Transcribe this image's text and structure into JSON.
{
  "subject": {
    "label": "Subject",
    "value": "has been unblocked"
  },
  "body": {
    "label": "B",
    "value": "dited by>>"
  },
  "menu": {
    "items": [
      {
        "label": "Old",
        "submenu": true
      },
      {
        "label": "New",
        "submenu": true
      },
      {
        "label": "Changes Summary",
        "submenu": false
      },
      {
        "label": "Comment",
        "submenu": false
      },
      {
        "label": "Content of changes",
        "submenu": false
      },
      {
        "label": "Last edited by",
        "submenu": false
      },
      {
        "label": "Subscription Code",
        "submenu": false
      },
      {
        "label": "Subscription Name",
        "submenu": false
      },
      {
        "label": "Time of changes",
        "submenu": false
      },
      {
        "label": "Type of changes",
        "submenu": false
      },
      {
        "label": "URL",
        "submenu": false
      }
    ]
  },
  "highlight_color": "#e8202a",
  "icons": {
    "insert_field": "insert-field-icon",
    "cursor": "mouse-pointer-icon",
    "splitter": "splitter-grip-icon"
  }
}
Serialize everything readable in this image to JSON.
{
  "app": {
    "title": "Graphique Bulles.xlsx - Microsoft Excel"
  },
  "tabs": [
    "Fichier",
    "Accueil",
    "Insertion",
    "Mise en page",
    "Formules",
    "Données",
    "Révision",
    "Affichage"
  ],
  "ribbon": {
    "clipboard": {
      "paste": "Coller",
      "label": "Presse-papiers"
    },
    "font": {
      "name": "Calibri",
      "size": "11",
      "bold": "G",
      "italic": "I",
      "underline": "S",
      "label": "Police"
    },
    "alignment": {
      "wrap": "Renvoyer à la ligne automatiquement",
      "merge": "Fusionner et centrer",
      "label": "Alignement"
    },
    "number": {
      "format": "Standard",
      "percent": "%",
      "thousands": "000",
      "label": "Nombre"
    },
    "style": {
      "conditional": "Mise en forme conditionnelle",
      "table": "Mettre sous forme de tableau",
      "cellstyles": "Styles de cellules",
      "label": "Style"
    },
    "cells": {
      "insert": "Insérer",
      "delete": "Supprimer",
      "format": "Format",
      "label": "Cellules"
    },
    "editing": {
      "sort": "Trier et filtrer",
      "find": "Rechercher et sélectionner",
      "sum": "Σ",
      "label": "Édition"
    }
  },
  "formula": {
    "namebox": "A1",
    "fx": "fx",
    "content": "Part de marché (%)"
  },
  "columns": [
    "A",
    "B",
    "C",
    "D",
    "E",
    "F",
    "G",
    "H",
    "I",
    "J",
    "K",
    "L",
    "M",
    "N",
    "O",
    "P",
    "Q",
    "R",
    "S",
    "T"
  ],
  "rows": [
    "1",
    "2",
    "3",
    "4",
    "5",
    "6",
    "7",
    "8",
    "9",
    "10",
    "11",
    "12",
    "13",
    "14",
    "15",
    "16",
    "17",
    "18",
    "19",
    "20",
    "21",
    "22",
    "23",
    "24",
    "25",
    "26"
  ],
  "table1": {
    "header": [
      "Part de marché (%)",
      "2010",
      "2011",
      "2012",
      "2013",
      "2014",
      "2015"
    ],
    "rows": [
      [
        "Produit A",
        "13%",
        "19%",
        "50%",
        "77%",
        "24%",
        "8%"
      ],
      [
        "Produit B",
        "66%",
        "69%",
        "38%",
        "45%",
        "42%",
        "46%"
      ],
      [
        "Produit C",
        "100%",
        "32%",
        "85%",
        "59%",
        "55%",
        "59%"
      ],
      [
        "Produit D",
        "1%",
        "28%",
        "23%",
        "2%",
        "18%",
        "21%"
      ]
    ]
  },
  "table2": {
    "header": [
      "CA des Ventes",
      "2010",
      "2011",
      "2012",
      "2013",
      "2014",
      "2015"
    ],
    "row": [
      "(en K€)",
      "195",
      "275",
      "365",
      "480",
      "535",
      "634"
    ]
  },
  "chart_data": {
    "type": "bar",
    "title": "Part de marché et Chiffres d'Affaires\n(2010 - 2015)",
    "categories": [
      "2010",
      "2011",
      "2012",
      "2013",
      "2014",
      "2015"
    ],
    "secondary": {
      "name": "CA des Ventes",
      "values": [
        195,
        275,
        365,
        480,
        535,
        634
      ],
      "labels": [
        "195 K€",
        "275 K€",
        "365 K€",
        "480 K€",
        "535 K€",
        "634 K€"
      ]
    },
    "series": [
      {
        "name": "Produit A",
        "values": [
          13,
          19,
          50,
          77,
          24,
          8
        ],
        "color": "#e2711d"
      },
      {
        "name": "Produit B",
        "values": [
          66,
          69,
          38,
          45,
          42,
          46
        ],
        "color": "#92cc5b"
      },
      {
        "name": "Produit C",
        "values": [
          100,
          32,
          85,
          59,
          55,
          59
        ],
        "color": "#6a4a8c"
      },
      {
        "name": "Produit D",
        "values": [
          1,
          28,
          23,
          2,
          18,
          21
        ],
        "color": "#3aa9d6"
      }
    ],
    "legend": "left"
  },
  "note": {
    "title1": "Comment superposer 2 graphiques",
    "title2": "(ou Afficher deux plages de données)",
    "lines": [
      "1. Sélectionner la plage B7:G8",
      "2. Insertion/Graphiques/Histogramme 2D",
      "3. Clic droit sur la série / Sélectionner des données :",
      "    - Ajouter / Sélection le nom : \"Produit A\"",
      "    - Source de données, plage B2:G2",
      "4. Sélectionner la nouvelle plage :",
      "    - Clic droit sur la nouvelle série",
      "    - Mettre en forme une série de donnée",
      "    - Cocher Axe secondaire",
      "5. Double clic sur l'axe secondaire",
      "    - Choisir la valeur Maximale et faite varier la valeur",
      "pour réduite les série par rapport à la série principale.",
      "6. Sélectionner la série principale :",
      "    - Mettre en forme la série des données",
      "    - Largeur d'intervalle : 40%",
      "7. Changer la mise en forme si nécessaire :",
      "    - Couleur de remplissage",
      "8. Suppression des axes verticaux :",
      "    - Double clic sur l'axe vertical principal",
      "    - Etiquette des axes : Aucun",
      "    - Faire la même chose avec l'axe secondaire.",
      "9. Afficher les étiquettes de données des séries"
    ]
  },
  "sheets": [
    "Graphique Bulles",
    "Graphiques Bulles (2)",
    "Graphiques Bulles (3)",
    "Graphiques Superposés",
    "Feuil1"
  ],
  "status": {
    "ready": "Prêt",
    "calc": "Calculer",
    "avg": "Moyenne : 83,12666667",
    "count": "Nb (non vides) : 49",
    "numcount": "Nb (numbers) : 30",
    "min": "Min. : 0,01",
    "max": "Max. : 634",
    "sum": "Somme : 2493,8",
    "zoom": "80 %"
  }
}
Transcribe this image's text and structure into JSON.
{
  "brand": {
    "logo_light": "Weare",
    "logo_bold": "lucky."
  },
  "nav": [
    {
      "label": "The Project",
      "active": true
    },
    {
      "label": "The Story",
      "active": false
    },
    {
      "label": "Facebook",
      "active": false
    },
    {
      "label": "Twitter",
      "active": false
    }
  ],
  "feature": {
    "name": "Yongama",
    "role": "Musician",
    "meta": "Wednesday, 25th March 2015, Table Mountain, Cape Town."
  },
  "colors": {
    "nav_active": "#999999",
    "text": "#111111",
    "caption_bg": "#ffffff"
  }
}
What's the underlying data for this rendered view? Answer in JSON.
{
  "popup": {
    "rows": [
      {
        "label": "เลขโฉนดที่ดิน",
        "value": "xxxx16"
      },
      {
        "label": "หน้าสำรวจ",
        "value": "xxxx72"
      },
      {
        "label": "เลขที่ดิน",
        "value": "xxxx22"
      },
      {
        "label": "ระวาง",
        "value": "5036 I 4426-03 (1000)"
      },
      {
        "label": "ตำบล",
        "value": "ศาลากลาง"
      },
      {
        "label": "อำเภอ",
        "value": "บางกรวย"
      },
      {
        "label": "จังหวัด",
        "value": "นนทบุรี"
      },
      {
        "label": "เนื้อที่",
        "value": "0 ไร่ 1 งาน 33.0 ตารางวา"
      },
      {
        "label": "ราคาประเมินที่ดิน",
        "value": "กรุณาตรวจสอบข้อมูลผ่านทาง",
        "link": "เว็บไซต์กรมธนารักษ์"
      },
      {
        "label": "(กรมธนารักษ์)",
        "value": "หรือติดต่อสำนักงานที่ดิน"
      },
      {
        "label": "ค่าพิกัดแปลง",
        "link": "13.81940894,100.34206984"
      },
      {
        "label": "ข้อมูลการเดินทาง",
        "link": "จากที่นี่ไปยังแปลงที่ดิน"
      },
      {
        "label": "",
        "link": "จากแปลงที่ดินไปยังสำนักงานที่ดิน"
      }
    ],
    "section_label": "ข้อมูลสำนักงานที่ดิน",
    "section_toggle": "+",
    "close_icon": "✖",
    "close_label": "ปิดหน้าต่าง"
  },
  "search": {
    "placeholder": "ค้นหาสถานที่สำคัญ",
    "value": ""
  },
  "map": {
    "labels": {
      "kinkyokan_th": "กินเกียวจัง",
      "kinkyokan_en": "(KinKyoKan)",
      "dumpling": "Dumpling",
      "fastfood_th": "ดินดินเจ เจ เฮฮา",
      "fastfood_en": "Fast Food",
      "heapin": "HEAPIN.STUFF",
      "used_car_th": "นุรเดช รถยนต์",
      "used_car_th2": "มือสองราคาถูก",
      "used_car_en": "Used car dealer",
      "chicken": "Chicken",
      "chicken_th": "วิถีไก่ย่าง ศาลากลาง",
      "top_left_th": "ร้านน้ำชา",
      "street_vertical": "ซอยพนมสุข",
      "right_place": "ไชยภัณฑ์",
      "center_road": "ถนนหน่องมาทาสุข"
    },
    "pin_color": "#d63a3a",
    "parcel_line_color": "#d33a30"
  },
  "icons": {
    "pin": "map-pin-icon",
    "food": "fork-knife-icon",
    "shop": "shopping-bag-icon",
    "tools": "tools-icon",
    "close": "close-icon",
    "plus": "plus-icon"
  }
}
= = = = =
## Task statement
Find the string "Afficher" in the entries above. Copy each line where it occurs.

## Task result
    "title2": "(ou Afficher deux plages de données)",
      "9. Afficher les étiquettes de données des séries"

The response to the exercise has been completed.